As the sort of white male cis film critic who so dominates the discourse, it wouldn’t feel right to talk about how Captain Marvel works as both a character and a film to the female audience who has seen them play second fiddle in these movies for eleven years, so I won’t broach that subject. But it’s plain that she is an inspiring presence even within the framework of the film itself. Look no further than young Monica Rambeau (Marvel comics fans will know that name), who is so awed by the power and poise of this woman. That’s obviously the aim, though from my perspective, I’m left wishing we got a little more from her, left wishing she could break free from the rigid formula that makes all of these movies watchable and so few of them memorable.
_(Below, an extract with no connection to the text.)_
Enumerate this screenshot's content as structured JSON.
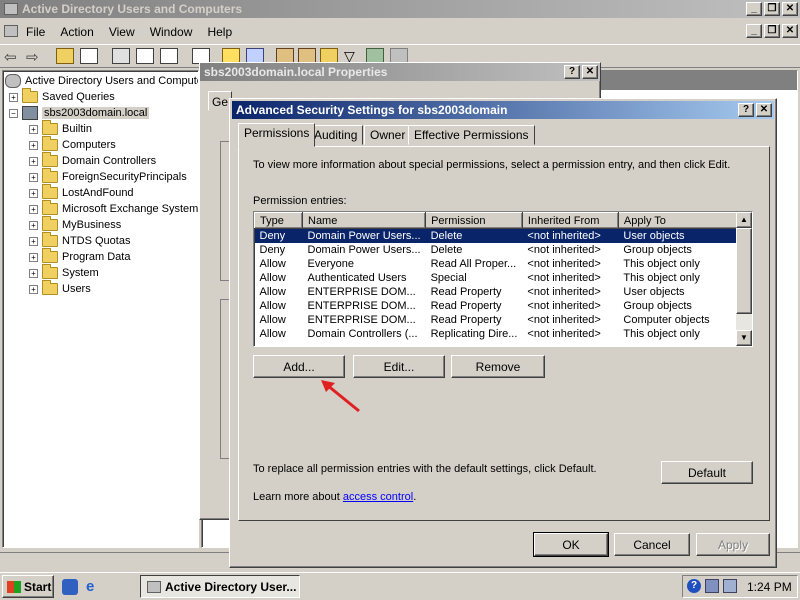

As a long time fan of Marvel Cosmic, it’s still super surreal seeing famous actors like Annette Bening (who could have been given much more to do here) and Jude Law talk about the Supreme Intelligence with such gusto. But as a movie itself, Captain Marvel seems held back, shackled to the “fine-ness” of the Marvel Cinematic Universe, its wings clipped and a rope tied to its leg so it can’t soar too far from the nest. It’s fun, and it’s rousing at times, but it always feels like something isn’t quite there. It does the job it needs to do; we’ll know who Captain Marvel is and what she’s about leading into her pivotal role in “Avengers: Endgame,” and for Marvel and for Disney, that’s what matters at the end of the day. Mission accomplished, I guess.